Activity:
Show every line from the entries that follow which holds the word "label".

The input:
──────────
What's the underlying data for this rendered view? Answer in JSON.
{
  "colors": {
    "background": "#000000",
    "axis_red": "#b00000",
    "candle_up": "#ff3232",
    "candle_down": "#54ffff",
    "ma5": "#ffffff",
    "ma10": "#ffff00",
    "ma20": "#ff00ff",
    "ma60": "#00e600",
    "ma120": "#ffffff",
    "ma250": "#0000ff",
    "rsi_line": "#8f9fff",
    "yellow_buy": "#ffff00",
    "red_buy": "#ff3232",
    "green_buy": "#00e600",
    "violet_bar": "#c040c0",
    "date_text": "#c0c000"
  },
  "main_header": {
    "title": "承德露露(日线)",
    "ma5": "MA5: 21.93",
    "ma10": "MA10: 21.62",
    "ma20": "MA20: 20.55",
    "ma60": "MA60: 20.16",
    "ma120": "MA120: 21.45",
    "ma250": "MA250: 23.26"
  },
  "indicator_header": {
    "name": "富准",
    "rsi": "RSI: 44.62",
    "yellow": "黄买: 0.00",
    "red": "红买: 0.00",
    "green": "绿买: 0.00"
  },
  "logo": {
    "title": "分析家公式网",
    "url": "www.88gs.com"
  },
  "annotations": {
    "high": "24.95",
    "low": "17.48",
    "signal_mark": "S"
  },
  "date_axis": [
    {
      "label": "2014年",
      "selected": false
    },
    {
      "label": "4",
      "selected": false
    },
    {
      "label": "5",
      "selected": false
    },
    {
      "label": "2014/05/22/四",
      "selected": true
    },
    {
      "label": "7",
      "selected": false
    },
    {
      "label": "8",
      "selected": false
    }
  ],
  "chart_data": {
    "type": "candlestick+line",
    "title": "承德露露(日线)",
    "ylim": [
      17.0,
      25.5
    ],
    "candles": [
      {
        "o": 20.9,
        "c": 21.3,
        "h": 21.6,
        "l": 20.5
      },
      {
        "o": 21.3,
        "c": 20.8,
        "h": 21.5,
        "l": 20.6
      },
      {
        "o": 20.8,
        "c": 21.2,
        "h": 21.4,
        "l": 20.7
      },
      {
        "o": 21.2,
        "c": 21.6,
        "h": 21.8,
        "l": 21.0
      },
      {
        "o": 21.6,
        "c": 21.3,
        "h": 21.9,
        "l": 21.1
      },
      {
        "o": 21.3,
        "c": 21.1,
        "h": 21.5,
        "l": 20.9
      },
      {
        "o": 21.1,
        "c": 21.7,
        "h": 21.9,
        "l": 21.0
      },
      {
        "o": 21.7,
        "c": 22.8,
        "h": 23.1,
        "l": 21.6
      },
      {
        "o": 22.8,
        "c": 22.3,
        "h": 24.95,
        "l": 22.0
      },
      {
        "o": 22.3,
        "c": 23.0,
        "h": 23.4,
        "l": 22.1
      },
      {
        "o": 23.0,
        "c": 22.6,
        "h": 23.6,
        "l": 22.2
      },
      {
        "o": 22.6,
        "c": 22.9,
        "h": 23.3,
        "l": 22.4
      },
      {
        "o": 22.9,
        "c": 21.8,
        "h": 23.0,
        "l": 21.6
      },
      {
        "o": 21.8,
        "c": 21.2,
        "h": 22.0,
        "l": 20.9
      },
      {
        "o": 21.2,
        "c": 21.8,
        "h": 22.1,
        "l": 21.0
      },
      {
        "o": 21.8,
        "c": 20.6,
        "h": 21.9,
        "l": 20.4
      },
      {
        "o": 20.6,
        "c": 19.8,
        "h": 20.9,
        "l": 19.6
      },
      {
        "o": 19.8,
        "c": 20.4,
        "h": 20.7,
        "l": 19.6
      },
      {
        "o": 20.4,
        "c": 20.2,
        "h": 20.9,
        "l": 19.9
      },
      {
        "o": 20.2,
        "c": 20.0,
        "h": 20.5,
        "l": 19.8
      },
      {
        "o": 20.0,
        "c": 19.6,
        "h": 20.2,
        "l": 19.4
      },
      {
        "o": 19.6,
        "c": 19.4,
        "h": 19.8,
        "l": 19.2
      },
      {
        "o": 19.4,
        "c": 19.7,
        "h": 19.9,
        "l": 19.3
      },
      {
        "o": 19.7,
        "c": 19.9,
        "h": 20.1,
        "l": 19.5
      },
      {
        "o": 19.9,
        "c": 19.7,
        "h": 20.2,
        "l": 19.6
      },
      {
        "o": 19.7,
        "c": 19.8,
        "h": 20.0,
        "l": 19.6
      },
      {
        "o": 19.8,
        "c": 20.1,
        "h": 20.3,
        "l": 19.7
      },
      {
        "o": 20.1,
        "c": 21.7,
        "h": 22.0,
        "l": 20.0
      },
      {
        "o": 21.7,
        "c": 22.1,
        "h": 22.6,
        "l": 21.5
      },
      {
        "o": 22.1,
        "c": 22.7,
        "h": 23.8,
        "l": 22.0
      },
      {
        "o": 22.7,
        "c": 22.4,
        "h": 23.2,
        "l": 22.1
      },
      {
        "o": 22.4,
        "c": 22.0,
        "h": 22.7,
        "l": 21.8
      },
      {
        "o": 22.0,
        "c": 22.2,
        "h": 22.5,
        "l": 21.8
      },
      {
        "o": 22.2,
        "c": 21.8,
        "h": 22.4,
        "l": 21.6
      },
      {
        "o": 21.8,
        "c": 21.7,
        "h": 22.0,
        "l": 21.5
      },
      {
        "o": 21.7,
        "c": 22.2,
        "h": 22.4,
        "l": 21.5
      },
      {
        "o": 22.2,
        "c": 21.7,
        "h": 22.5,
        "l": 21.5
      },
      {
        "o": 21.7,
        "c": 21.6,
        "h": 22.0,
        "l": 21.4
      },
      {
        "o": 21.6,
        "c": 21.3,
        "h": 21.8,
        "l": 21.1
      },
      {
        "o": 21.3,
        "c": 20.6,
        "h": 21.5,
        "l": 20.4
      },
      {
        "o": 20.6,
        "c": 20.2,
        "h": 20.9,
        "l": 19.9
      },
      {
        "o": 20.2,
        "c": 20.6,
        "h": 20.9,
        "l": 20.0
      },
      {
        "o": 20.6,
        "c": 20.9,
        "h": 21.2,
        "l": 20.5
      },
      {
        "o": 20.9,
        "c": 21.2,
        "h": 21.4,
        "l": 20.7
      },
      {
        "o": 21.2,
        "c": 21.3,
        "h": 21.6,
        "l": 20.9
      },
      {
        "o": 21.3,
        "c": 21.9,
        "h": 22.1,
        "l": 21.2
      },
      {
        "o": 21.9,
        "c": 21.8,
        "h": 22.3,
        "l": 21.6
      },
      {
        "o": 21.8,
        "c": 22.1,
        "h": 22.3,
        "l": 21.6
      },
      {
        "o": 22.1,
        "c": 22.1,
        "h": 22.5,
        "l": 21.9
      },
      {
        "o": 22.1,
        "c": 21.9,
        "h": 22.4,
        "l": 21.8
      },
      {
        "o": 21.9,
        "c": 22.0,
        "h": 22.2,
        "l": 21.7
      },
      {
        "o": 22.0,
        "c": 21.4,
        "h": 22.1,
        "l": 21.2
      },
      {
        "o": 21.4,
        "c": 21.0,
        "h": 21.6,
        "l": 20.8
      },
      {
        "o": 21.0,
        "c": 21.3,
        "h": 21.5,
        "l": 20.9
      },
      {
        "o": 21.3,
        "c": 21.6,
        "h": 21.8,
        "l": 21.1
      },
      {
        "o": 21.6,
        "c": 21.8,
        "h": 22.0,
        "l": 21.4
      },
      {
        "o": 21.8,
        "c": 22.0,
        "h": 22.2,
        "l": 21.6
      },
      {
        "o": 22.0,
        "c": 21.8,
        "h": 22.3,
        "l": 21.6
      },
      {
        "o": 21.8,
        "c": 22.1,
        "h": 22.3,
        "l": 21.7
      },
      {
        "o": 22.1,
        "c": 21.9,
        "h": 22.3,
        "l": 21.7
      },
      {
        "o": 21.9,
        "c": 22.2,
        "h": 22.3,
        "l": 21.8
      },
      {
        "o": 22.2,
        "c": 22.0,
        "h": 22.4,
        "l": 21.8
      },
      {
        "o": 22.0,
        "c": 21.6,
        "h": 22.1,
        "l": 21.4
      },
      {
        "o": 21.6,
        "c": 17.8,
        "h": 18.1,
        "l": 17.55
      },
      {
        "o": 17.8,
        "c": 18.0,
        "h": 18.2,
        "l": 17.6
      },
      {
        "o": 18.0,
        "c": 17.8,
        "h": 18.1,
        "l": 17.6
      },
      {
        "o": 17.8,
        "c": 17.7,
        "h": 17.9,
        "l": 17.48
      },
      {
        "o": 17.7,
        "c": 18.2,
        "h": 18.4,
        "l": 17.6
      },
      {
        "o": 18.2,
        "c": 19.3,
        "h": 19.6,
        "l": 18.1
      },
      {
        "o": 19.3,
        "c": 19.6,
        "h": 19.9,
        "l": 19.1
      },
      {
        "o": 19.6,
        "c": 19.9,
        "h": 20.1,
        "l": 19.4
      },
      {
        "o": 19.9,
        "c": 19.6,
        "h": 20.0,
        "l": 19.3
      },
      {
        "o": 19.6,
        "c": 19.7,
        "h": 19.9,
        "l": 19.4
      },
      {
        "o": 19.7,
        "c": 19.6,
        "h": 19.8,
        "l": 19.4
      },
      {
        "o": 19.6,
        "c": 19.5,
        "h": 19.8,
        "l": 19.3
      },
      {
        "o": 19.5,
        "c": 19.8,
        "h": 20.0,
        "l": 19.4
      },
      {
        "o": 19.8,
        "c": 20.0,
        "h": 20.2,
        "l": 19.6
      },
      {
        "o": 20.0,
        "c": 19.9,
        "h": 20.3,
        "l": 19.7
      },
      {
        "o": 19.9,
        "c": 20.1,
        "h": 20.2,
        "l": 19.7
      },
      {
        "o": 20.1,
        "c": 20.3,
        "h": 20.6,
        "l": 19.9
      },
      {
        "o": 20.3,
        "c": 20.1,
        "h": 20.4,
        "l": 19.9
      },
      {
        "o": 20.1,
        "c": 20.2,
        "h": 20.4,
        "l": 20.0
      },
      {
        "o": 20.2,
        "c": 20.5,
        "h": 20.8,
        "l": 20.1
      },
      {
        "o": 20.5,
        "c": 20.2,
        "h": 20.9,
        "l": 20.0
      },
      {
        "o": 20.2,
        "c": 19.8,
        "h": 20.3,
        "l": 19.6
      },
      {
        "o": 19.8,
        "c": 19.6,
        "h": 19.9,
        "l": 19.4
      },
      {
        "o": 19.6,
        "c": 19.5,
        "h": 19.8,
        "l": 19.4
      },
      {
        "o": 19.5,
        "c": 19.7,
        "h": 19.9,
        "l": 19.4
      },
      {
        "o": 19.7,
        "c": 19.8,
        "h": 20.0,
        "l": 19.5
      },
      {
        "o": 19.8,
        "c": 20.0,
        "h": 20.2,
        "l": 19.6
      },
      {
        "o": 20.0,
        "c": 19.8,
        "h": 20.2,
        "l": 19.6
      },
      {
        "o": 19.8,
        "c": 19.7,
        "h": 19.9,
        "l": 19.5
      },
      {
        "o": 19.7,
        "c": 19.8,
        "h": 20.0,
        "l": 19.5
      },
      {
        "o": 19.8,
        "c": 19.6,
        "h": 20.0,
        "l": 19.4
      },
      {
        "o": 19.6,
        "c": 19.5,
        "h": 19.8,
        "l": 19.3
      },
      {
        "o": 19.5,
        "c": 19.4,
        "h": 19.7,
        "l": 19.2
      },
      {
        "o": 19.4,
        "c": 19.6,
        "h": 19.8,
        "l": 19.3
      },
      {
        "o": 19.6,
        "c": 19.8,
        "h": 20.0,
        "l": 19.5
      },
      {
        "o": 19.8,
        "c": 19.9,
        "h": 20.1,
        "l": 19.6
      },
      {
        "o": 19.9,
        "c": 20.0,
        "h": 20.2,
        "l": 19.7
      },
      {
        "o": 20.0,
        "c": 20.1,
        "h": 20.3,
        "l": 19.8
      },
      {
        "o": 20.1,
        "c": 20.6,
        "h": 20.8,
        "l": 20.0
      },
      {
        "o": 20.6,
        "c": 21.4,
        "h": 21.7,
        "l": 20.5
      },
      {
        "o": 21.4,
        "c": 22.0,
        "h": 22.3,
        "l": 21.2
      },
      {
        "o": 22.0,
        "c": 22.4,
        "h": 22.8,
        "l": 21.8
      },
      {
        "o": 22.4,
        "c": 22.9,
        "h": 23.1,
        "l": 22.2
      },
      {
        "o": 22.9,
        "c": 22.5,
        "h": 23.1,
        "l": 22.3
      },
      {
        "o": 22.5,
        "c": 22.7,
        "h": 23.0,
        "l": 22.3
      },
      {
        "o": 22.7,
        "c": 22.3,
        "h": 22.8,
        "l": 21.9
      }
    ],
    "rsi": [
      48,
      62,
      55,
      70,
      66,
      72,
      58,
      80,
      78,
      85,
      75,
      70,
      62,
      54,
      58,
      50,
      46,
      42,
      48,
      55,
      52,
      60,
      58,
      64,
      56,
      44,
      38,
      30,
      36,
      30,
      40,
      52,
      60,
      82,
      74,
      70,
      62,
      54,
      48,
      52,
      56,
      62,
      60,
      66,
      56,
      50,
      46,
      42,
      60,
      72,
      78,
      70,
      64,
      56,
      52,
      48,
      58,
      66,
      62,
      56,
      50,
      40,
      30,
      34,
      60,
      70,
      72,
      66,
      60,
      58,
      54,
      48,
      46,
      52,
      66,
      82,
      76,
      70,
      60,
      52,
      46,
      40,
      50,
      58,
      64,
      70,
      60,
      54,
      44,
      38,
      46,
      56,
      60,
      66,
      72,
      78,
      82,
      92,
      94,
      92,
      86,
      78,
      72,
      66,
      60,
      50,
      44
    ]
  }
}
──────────
Finished task:
      "label": "2014年",
      "label": "4",
      "label": "5",
      "label": "2014/05/22/四",
      "label": "7",
      "label": "8",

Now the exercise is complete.